→ **Interface dataset entries**
▬▬▬▬▬▬
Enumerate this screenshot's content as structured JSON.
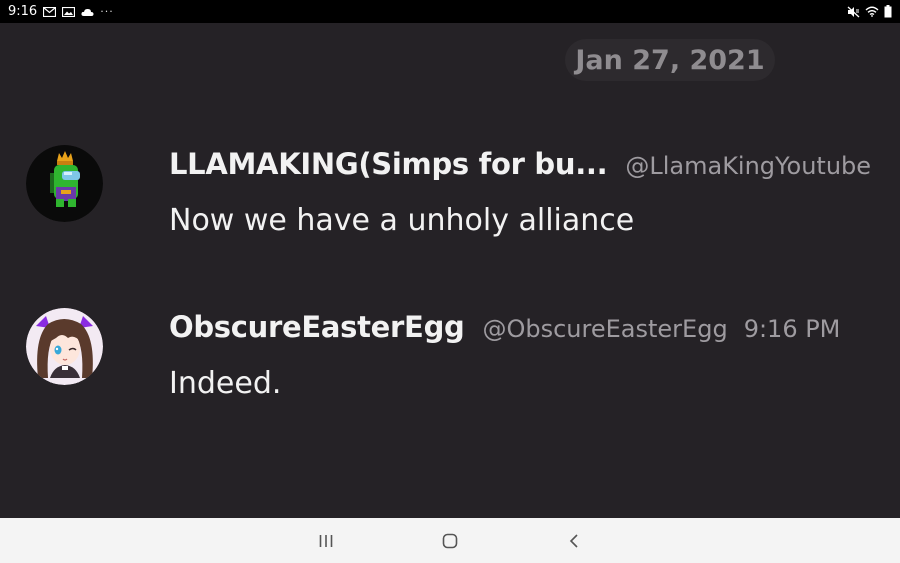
{
  "status_bar": {
    "time": "9:16",
    "overflow": "···",
    "icons_left": [
      "gmail-icon",
      "gallery-icon",
      "cloud-icon"
    ],
    "icons_right": [
      "mute-icon",
      "wifi-icon",
      "battery-icon"
    ]
  },
  "chat": {
    "date_divider": "Jan 27, 2021",
    "messages": [
      {
        "username": "LLAMAKING(Simps for bu...",
        "handle": "@LlamaKingYoutube",
        "time": "",
        "text": "Now we have a unholy alliance",
        "avatar": "crewmate-avatar"
      },
      {
        "username": "ObscureEasterEgg",
        "handle": "@ObscureEasterEgg",
        "time": "9:16 PM",
        "text": "Indeed.",
        "avatar": "anime-girl-avatar"
      }
    ]
  },
  "nav_bar": {
    "buttons": [
      "recents-icon",
      "home-icon",
      "back-icon"
    ]
  },
  "colors": {
    "chat_background": "#252226",
    "text_primary": "#f2f2f2",
    "text_secondary": "#9e9ba0",
    "date_text": "#8f8c90"
  }
}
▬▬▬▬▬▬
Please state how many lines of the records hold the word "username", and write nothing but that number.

→ **Reply to the task**
2